Generally, a neutral density (ND) filter is used to allow photographers to shoot with shallow depth of field in bright daylight and to allow movement in the frame, again, during daylight—think creamy daytime images of waterfalls. Well, regardless of whether your solar filter is a metal Mylar filter or if you are using a heavy (at least 16-stop) ND filter for solar photography, you can use that filter for “traditional” ND photography. The difference? The solar filter is much, much darker than your garden-variety ND filter.
How much darker? For this article, I employed the Hoya ProND-100000 Neutral Density 5.0 Solar Filter—with nearly twice the light-stopping power of the darkest ND filter you might commonly find in a camera bag. Most photographers that use ND filters use a 10-stop filter. Some have adopted the 15-stop. Solar filters can range from 16-stops to 24-stops.
I have found two disadvantages of these solar filters. First, with these super-dark filters, your daytime exposures can be painfully long. I bumped up the ISO a few times to keep the exposures to less than 15 minutes. In night photography, 15-minutes is cool. When standing in the sun in the middle of a summer day, 15 minutes is an eternity. The second disadvantage comes in the form of digital noise. I shot this filter in the New York City summer. Hot and humid. Did I mention hot and humid? Heat and humidity is a causal factor in the buildup of digital noise and, even cameras that are good with noise are going to struggle when doing 15-minute exposures in direct sunlight, 90ºF ambient temperature, and high humidity.
So, what can you do with your solar filters after (and before) the eclipse? Here are some ideas.
Photograph the Sun
Guess what?

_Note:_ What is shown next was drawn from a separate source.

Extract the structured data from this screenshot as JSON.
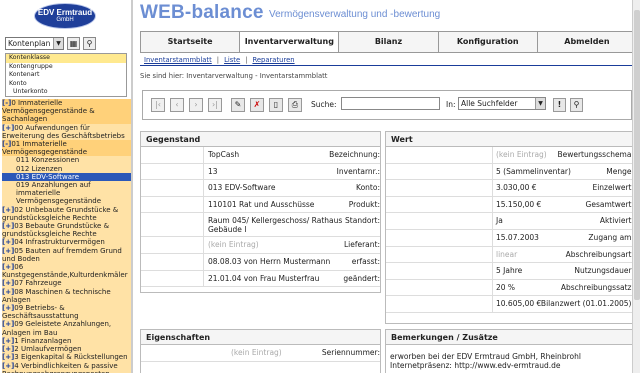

Your solar filter works great for photographing the sun on days where the moon isn’t partially or totally blocking it! And, even though both the sun and moon are above the horizon 50% of the time, only the sun is visible every day it is up (unless it is cloudy).
The sun is a very dynamic place and the surface of the star is constantly changing with eruptions, prominences, and sunspots appearing almost daily. Keep an eye out for heavy sunspot activity, filter your lens, and get some cool shots of the center of our solar system.
As I mentioned above, ND filters are popularly used for smoothing water in images. Many of us have seen the shots of a beautiful waterfall where the water is a milky stream instead of a frozen crystalline liquid captured in a fraction of a second. We have also seen images of rocky shorelines where the waves seem to melt into the surface of the ocean and make ghostly arrivals on the sand and rocks.
Well, not only can your solar filter do those things, but it can do them to the extreme.
Like long exposures at night, anything that moves throughout the duration of the exposure will be lost to eternity or transformed into a ghostly blur. During broad daylight, even a 10-stop ND filter might not capture everyone in motion and, if you want your cityscape to look post-apocalyptic, an 18-stop or greater ND filter might do the trick. Check out the photo above of Times Square in New York City. Sure, there are some folks around, but not the hundreds that were surrounding me. Nor are there any cars in sight, except for the parked NYPD van.
That was just one exposure on one day in an extremely crowded part of one of the most populated cities on Earth. Imagine the possibilities in different parts of your town or city.
Photograph a Solar Eclipse
This just in: there will be more solar eclipses. If the upcoming October 2023 and April 2024 eclipses are your firsts, you might very likely be bit by the eclipse bug. Eclipses happen, on average every 1.5 years. So, if you have the means and the will, you can start planning your next eclipse-photography adventure now… you already have a filter!
What do you use ND filters for? What are your thoughts on going super-dark with a solar ND filter?